An examination of the growing use of freelance talent in the APAC region.
By The Editors
Recent research from HRO Today and Allegis Global Solutions found that the use of freelancers in the APAC region is growing rapidly, with 45 per cent of respondents anticipating the use of freelancers will increase in the next 24 months. Use of freelancers over the past two years also increased, albeit more modestly, as nearly a quarter of respondents reported an increase during that time.
What positions do freelancers fill? Technology maintenance, and development, such as website, IT and software, were the most common job roles. Freelance talent is also often applied in the creative realm, including in graphic design, writing, and content.
Where do organisations source this talent? LinkedIn was the only source used by more than 50 per cent of respondents; universities took the second spot, used by 48 per cent of study participants. Whilst LinkedIn seems to making inroads in APAC, only 35 per cent of those respondents using it were satisfied, which suggests that progress in this region will be limited until dissatisfaction is remedied.
There are myriad factors that attract freelancers, but for most, higher pay isn’t one of them. Freelancers, highly value flexibility in the workplace, and this trend was reflected in the study. Flexibility was the top reason, cited by 85 per cent, followed by the chance to take on more interesting projects and clearly defined project specifications.
1. Use of freelancers over the last 24 months. Respondents were asked how their organisations’ use of freelancers changed over the last 24 months. Well over one-half (60 per cent) of study participants indicated they their use of freelancers has remained largely the same (see Figure 1). However, 24 per cent recorded an increase, and more than 16 per cent reported a decline. Those respondents who indicated a change were asked for the percentage of increase or decrease in their use of freelancers. The reported average increase was 16 per cent, whist the average decline was 8 per cent. The findings suggests a slight uptick in use of freelancers over the last 24 months
2. Use of freelancers over the next 24 months. The research found that 45 per cent of respondents anticipate their use of freelancers will increase in the next two years and 18 per cent anticipate a decrease (see Figure 2). Those anticipating an increase outnumbered those anticipating a decrease by two and one half times. How much of an increase is anticipated? The study found an average of 10 per cent. On the other hand, the average decline was 25 per cent.
3. Roles freelancers fill.
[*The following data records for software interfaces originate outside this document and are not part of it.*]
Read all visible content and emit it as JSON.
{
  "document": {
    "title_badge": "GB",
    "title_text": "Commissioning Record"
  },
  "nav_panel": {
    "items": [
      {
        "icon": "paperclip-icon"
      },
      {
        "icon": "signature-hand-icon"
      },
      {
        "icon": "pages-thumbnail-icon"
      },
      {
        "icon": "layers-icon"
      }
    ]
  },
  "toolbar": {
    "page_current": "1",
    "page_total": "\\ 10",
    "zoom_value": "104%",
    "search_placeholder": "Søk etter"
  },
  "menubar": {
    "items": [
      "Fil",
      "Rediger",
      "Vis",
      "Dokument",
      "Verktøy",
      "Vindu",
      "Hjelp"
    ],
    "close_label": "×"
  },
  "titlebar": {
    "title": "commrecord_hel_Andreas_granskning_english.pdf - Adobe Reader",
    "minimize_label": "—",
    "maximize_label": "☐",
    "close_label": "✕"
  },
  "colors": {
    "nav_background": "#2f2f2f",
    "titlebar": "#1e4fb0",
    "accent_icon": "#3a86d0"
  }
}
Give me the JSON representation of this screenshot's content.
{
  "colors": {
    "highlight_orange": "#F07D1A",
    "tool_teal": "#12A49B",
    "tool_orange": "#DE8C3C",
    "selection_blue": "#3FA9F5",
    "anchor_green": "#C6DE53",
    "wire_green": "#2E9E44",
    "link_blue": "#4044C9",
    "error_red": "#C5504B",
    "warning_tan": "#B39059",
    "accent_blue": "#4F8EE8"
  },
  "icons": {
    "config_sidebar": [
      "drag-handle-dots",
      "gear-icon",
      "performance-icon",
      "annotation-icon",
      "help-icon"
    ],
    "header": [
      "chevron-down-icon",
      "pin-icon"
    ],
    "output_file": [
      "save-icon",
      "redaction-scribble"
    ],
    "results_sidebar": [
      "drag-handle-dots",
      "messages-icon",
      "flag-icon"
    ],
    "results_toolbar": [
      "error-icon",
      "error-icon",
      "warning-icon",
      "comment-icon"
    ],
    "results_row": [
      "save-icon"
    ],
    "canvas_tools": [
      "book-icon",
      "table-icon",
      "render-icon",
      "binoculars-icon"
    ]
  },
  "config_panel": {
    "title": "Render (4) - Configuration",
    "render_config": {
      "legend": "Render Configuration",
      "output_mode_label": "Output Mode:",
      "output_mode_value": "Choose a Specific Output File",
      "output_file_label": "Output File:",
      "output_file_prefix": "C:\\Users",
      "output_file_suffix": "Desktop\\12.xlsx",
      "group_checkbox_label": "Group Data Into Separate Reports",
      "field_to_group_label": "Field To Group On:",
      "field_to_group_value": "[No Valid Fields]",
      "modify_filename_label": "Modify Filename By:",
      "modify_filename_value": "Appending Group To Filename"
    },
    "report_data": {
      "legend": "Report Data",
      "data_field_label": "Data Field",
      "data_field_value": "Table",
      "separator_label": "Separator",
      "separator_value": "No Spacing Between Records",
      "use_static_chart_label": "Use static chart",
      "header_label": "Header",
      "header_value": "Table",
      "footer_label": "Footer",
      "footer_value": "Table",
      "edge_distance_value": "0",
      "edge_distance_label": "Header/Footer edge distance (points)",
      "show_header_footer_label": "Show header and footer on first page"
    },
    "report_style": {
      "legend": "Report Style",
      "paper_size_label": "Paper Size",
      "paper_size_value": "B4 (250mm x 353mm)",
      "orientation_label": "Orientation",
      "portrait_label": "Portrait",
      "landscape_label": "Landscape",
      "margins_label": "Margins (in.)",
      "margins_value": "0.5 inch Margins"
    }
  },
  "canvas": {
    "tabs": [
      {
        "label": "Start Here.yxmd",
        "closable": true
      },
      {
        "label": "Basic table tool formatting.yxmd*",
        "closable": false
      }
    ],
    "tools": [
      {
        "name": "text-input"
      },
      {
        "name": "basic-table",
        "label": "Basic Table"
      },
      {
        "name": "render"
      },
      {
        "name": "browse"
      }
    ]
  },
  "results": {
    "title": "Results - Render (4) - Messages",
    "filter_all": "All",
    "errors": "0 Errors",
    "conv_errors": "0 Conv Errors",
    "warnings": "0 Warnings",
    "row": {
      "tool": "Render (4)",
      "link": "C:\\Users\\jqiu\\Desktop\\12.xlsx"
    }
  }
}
Technology roles—website, IT, and software—were by far the most common with 52 per cent of organisations using freelancers to fill them (see Figure 3 with graphic design (29 per cent) and writing and content (26 per cent) following). These creative roles are often needed on a case-by-case basis, and creative thinkers sometimes prefer flexibility.
The only other area where at least 20 perc ent of study respondents leverage freelancers is in translation and languages. The APAC region is large and diverse, with many languages employed across many countries, all trying to do business together. Quick and accurate translation services are vital in the region, but again, often not needed enough to warrant full-time employment.
4. Sources of freelance talent. The study found that organisations leverage many sources for freelance talent, which is indicative of the broad scope of the APAC region (see Figure 4). Only one source—LinkedIn—was used by over one-half of respondents (54 per cent), suggesting that the social networking channel is making great headway in the APAC region, particularly in Hong Kong and Singapore. Other sources used with some degree of frequency include universities (48 per cent) and internet job boards (44 per cent). Contingent labour specialists and managed service programme (MSP) providers were also both used by over one-third of respondents.
5. Factors that most attract freelancers. Eight-five per cent of respondents say that flexibility is the top reason they take on freelance projects for organisations (see Figure 5). Fifty-two per cent of respondents report that more interesting projects and 48 per cent said clearly defined project specifications are reasons why they freelance for organisations. Higher pay was indicated by 22 per cent of respondents, suggesting they do not believe freelancers are attracted to their company for more compensation.
6. Biggest challenge in obtaining freelance talent. The study found that the biggest obstacle for organisations is finding freelancers with the skill set they need.